N. coast, near the extremity of a kind of natural
amphitheatre, formed by high and rocky moun-
tains. The country between the city and the
mountains is one of the richest plains in the world;
the whole appearing a magnificent garden, filled
with fruitful trees and watered by fountains and
rivulets. The two principal streets intersect each
other in the centre of the city, where they form
a handsome square, called the Ottangolo, from
the centre of which is seen the whole of these no-
ble streets, and the four elegant gates which ter-
minate them, each at the distance of half a mile.
The Porto Felice opens to the Marino, a delight-
ful walk, which has on one side the wall of the
city, and on the other the sea ; and in the centre
is an elegant kind of temple, frequently made use
of as an orchestra. The churches of Palermo are
upwards of 300, and many of them very rich
and magnificent. The cathedral is a large Go-
thic structure, supported within by 80 columns
of oriental granite, and divided into a great num-
ber of chapels, some of which are extremely rich,
particularly that of St. Rosolia, the patroness of
Palermo. The relics of this saint are preserved
in a large box of silver, enriched with precious
stones ; and they are considered as the greatest
treasures of the city. Here are also found the "
tombs of several ofthe ancient Norman kings,and
of the emperors Henry VI. and Frederic II. ofthe
finest porphyry. This city has suffered greatly
at different periods by earthquakes and inunda-
tions.

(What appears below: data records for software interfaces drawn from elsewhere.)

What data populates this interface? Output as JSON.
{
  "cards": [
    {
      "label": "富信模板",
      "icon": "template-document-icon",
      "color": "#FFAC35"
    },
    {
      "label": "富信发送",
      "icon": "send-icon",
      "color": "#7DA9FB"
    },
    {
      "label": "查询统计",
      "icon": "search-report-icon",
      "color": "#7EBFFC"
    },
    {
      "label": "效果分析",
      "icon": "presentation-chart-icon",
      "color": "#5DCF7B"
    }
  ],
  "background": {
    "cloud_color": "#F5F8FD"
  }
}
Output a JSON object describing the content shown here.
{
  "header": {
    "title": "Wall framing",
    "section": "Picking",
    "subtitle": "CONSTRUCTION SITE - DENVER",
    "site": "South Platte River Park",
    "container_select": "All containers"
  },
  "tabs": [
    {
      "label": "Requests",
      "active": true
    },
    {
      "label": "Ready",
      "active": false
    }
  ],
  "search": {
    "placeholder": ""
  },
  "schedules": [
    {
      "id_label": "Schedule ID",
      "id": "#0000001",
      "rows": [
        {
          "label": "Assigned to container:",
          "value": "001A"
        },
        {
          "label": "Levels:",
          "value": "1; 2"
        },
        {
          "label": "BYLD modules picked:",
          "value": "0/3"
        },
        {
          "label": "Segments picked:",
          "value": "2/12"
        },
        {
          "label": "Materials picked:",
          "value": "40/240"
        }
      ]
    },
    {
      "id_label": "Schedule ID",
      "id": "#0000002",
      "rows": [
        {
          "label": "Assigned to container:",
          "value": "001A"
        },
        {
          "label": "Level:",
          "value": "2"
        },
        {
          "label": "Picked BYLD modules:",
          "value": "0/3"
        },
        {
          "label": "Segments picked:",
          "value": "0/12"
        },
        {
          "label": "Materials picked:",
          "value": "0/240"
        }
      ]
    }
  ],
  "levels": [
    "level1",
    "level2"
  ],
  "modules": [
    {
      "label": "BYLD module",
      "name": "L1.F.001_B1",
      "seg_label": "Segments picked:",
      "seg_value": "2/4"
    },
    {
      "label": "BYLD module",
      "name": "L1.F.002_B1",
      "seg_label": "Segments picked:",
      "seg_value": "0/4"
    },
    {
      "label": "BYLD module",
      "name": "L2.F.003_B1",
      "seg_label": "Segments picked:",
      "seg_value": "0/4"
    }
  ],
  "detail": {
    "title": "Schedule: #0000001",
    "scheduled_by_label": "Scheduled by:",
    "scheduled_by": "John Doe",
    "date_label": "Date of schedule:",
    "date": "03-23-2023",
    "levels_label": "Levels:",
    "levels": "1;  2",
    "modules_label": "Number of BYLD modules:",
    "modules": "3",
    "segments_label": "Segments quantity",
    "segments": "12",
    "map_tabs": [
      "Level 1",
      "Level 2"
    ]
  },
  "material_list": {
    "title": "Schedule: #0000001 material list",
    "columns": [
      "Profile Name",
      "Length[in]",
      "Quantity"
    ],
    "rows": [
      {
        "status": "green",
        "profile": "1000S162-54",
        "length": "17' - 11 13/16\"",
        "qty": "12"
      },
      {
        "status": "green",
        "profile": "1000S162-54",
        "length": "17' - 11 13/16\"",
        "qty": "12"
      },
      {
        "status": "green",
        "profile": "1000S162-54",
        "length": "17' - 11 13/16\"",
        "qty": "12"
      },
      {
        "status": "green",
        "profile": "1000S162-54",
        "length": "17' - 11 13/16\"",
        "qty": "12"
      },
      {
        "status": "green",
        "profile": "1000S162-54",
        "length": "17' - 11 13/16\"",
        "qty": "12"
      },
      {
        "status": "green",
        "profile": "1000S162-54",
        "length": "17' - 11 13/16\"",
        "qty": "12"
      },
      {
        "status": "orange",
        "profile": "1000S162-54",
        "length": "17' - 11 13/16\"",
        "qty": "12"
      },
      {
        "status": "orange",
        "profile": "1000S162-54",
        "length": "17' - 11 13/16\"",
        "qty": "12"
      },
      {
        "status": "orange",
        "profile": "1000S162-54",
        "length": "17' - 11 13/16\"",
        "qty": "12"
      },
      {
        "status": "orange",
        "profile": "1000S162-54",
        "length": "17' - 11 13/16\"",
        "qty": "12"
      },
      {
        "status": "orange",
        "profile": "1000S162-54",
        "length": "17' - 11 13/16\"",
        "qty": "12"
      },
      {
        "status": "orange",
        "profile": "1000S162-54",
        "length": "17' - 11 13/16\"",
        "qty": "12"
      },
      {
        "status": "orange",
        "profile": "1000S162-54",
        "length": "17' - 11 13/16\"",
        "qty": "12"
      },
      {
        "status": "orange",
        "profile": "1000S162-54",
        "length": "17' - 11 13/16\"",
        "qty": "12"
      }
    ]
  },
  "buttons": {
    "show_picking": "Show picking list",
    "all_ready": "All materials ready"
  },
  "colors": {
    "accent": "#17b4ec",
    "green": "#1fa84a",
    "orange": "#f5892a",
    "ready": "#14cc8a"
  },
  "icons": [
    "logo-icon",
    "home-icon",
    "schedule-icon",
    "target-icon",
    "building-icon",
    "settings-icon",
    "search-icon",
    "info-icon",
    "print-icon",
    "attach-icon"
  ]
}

The harbour, defended by two castles, is
dangerously open to the sea from the N. E.; and
even at the anchoring place, ships are in danger